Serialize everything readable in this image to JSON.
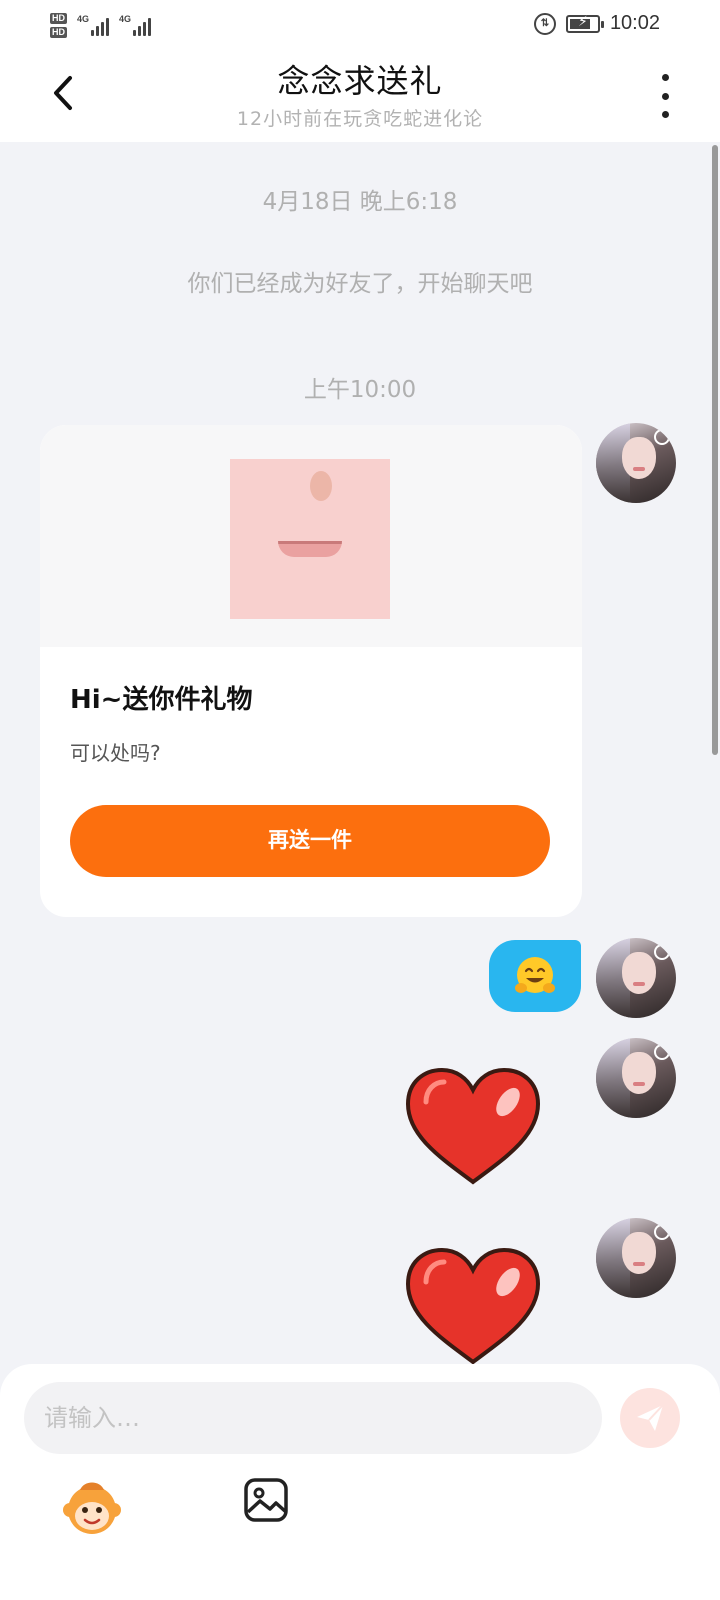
{
  "status_bar": {
    "hd_badges": [
      "HD",
      "HD"
    ],
    "network_labels": [
      "4G",
      "4G"
    ],
    "time": "10:02"
  },
  "header": {
    "title": "念念求送礼",
    "subtitle": "12小时前在玩贪吃蛇进化论"
  },
  "messages": {
    "timestamp_1": "4月18日 晚上6:18",
    "friend_note": "你们已经成为好友了，开始聊天吧",
    "timestamp_2": "上午10:00",
    "gift_card": {
      "title": "Hi~送你件礼物",
      "subtitle": "可以处吗?",
      "button_label": "再送一件"
    },
    "emoji_bubble": "hugging-face-emoji",
    "stickers": [
      "heart-sticker",
      "heart-sticker"
    ]
  },
  "composer": {
    "placeholder": "请输入…",
    "tools": [
      "monkey-emoji-icon",
      "gallery-icon"
    ]
  },
  "colors": {
    "accent_orange": "#fc6f0e",
    "bubble_blue": "#29b6ef",
    "background": "#f2f3f7"
  }
}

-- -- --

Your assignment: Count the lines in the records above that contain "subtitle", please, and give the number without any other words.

Result for this exercise: 2